EXERCISE ▸
Will you output the entries below exactly, skipping every image they contain?

[Stored records]
· · · · ·

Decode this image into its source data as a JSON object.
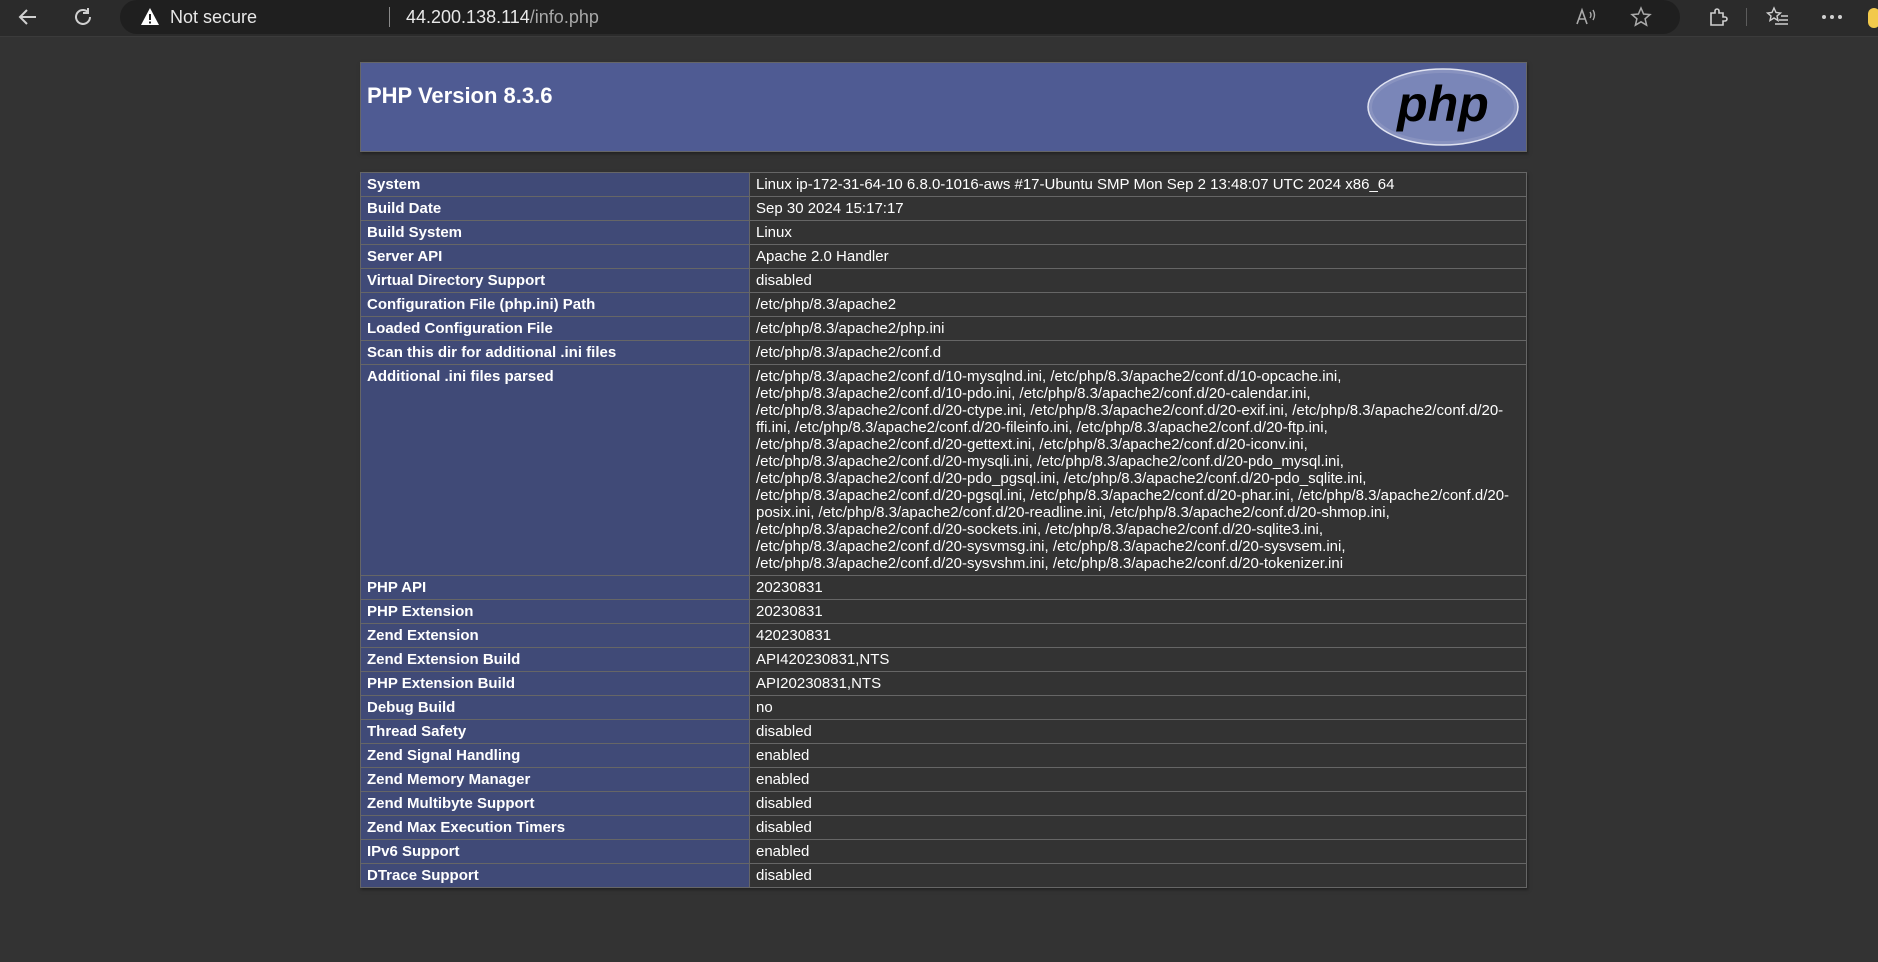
{
  "browser": {
    "security_label": "Not secure",
    "url_host": "44.200.138.114",
    "url_path": "/info.php"
  },
  "page": {
    "title": "PHP Version 8.3.6",
    "logo_text": "php"
  },
  "rows": [
    {
      "label": "System",
      "value": "Linux ip-172-31-64-10 6.8.0-1016-aws #17-Ubuntu SMP Mon Sep 2 13:48:07 UTC 2024 x86_64"
    },
    {
      "label": "Build Date",
      "value": "Sep 30 2024 15:17:17"
    },
    {
      "label": "Build System",
      "value": "Linux"
    },
    {
      "label": "Server API",
      "value": "Apache 2.0 Handler"
    },
    {
      "label": "Virtual Directory Support",
      "value": "disabled"
    },
    {
      "label": "Configuration File (php.ini) Path",
      "value": "/etc/php/8.3/apache2"
    },
    {
      "label": "Loaded Configuration File",
      "value": "/etc/php/8.3/apache2/php.ini"
    },
    {
      "label": "Scan this dir for additional .ini files",
      "value": "/etc/php/8.3/apache2/conf.d"
    },
    {
      "label": "Additional .ini files parsed",
      "value": "/etc/php/8.3/apache2/conf.d/10-mysqlnd.ini, /etc/php/8.3/apache2/conf.d/10-opcache.ini, /etc/php/8.3/apache2/conf.d/10-pdo.ini, /etc/php/8.3/apache2/conf.d/20-calendar.ini, /etc/php/8.3/apache2/conf.d/20-ctype.ini, /etc/php/8.3/apache2/conf.d/20-exif.ini, /etc/php/8.3/apache2/conf.d/20-ffi.ini, /etc/php/8.3/apache2/conf.d/20-fileinfo.ini, /etc/php/8.3/apache2/conf.d/20-ftp.ini, /etc/php/8.3/apache2/conf.d/20-gettext.ini, /etc/php/8.3/apache2/conf.d/20-iconv.ini, /etc/php/8.3/apache2/conf.d/20-mysqli.ini, /etc/php/8.3/apache2/conf.d/20-pdo_mysql.ini, /etc/php/8.3/apache2/conf.d/20-pdo_pgsql.ini, /etc/php/8.3/apache2/conf.d/20-pdo_sqlite.ini, /etc/php/8.3/apache2/conf.d/20-pgsql.ini, /etc/php/8.3/apache2/conf.d/20-phar.ini, /etc/php/8.3/apache2/conf.d/20-posix.ini, /etc/php/8.3/apache2/conf.d/20-readline.ini, /etc/php/8.3/apache2/conf.d/20-shmop.ini, /etc/php/8.3/apache2/conf.d/20-sockets.ini, /etc/php/8.3/apache2/conf.d/20-sqlite3.ini, /etc/php/8.3/apache2/conf.d/20-sysvmsg.ini, /etc/php/8.3/apache2/conf.d/20-sysvsem.ini, /etc/php/8.3/apache2/conf.d/20-sysvshm.ini, /etc/php/8.3/apache2/conf.d/20-tokenizer.ini"
    },
    {
      "label": "PHP API",
      "value": "20230831"
    },
    {
      "label": "PHP Extension",
      "value": "20230831"
    },
    {
      "label": "Zend Extension",
      "value": "420230831"
    },
    {
      "label": "Zend Extension Build",
      "value": "API420230831,NTS"
    },
    {
      "label": "PHP Extension Build",
      "value": "API20230831,NTS"
    },
    {
      "label": "Debug Build",
      "value": "no"
    },
    {
      "label": "Thread Safety",
      "value": "disabled"
    },
    {
      "label": "Zend Signal Handling",
      "value": "enabled"
    },
    {
      "label": "Zend Memory Manager",
      "value": "enabled"
    },
    {
      "label": "Zend Multibyte Support",
      "value": "disabled"
    },
    {
      "label": "Zend Max Execution Timers",
      "value": "disabled"
    },
    {
      "label": "IPv6 Support",
      "value": "enabled"
    },
    {
      "label": "DTrace Support",
      "value": "disabled"
    }
  ],
  "colors": {
    "page_bg": "#333333",
    "header_bg": "#4f5b93",
    "label_cell_bg": "#404a77",
    "border": "#666666"
  }
}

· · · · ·

OUTPUT OF THE TASK ▸
Decode this image into its source data as a JSON object.
{
  "browser": {
    "security_label": "Not secure",
    "url_host": "44.200.138.114",
    "url_path": "/info.php"
  },
  "page": {
    "title": "PHP Version 8.3.6",
    "logo_text": "php"
  },
  "rows": [
    {
      "label": "System",
      "value": "Linux ip-172-31-64-10 6.8.0-1016-aws #17-Ubuntu SMP Mon Sep 2 13:48:07 UTC 2024 x86_64"
    },
    {
      "label": "Build Date",
      "value": "Sep 30 2024 15:17:17"
    },
    {
      "label": "Build System",
      "value": "Linux"
    },
    {
      "label": "Server API",
      "value": "Apache 2.0 Handler"
    },
    {
      "label": "Virtual Directory Support",
      "value": "disabled"
    },
    {
      "label": "Configuration File (php.ini) Path",
      "value": "/etc/php/8.3/apache2"
    },
    {
      "label": "Loaded Configuration File",
      "value": "/etc/php/8.3/apache2/php.ini"
    },
    {
      "label": "Scan this dir for additional .ini files",
      "value": "/etc/php/8.3/apache2/conf.d"
    },
    {
      "label": "Additional .ini files parsed",
      "value": "/etc/php/8.3/apache2/conf.d/10-mysqlnd.ini, /etc/php/8.3/apache2/conf.d/10-opcache.ini, /etc/php/8.3/apache2/conf.d/10-pdo.ini, /etc/php/8.3/apache2/conf.d/20-calendar.ini, /etc/php/8.3/apache2/conf.d/20-ctype.ini, /etc/php/8.3/apache2/conf.d/20-exif.ini, /etc/php/8.3/apache2/conf.d/20-ffi.ini, /etc/php/8.3/apache2/conf.d/20-fileinfo.ini, /etc/php/8.3/apache2/conf.d/20-ftp.ini, /etc/php/8.3/apache2/conf.d/20-gettext.ini, /etc/php/8.3/apache2/conf.d/20-iconv.ini, /etc/php/8.3/apache2/conf.d/20-mysqli.ini, /etc/php/8.3/apache2/conf.d/20-pdo_mysql.ini, /etc/php/8.3/apache2/conf.d/20-pdo_pgsql.ini, /etc/php/8.3/apache2/conf.d/20-pdo_sqlite.ini, /etc/php/8.3/apache2/conf.d/20-pgsql.ini, /etc/php/8.3/apache2/conf.d/20-phar.ini, /etc/php/8.3/apache2/conf.d/20-posix.ini, /etc/php/8.3/apache2/conf.d/20-readline.ini, /etc/php/8.3/apache2/conf.d/20-shmop.ini, /etc/php/8.3/apache2/conf.d/20-sockets.ini, /etc/php/8.3/apache2/conf.d/20-sqlite3.ini, /etc/php/8.3/apache2/conf.d/20-sysvmsg.ini, /etc/php/8.3/apache2/conf.d/20-sysvsem.ini, /etc/php/8.3/apache2/conf.d/20-sysvshm.ini, /etc/php/8.3/apache2/conf.d/20-tokenizer.ini"
    },
    {
      "label": "PHP API",
      "value": "20230831"
    },
    {
      "label": "PHP Extension",
      "value": "20230831"
    },
    {
      "label": "Zend Extension",
      "value": "420230831"
    },
    {
      "label": "Zend Extension Build",
      "value": "API420230831,NTS"
    },
    {
      "label": "PHP Extension Build",
      "value": "API20230831,NTS"
    },
    {
      "label": "Debug Build",
      "value": "no"
    },
    {
      "label": "Thread Safety",
      "value": "disabled"
    },
    {
      "label": "Zend Signal Handling",
      "value": "enabled"
    },
    {
      "label": "Zend Memory Manager",
      "value": "enabled"
    },
    {
      "label": "Zend Multibyte Support",
      "value": "disabled"
    },
    {
      "label": "Zend Max Execution Timers",
      "value": "disabled"
    },
    {
      "label": "IPv6 Support",
      "value": "enabled"
    },
    {
      "label": "DTrace Support",
      "value": "disabled"
    }
  ],
  "colors": {
    "page_bg": "#333333",
    "header_bg": "#4f5b93",
    "label_cell_bg": "#404a77",
    "border": "#666666"
  }
}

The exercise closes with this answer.